▶ Problem details
Search each line of the data for the word "text"; copy every line where it is found.
★ ★ ★ ★
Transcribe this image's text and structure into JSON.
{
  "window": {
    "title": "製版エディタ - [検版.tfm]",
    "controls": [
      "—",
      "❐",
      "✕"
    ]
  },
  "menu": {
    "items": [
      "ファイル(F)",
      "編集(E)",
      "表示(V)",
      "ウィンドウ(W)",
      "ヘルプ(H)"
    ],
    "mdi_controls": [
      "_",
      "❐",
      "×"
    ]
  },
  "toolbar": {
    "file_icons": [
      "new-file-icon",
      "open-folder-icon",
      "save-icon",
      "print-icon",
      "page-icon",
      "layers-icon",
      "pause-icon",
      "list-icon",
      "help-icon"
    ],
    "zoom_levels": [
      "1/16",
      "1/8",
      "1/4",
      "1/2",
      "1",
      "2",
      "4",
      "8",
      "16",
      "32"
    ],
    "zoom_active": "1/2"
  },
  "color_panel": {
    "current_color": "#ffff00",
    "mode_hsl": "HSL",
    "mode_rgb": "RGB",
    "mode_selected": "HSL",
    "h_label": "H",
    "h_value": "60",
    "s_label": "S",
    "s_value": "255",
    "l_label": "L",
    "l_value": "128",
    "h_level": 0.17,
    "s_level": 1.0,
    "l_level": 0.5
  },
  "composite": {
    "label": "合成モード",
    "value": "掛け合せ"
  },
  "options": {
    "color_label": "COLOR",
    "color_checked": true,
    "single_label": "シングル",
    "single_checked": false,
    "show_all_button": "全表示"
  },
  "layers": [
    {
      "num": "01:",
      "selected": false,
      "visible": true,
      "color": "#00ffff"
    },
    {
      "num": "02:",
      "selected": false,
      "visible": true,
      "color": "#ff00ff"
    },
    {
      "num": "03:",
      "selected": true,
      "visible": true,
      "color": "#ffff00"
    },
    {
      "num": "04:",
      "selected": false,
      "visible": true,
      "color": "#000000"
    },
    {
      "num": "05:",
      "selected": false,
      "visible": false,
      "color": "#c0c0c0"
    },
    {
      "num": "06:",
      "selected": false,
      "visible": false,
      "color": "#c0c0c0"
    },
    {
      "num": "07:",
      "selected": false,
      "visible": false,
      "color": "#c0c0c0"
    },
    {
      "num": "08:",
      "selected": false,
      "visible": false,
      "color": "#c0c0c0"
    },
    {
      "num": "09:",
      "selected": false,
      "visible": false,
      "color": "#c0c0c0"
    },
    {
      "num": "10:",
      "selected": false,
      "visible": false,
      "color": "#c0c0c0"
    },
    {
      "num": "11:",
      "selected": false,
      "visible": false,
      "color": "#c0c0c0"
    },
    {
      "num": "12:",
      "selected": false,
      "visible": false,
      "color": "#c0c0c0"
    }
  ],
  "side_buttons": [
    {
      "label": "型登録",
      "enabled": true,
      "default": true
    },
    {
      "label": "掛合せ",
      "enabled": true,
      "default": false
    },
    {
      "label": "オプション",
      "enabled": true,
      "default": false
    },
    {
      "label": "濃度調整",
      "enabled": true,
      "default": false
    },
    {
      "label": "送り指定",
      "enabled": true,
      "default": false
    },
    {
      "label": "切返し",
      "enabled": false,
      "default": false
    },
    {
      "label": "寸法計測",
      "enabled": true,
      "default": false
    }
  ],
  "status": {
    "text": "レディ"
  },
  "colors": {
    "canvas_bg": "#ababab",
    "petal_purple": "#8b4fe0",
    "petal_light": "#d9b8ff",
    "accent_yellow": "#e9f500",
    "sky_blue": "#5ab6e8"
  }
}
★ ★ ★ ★
▶ The completed task
Transcribe this image's text and structure into JSON.
    "text": "レディ"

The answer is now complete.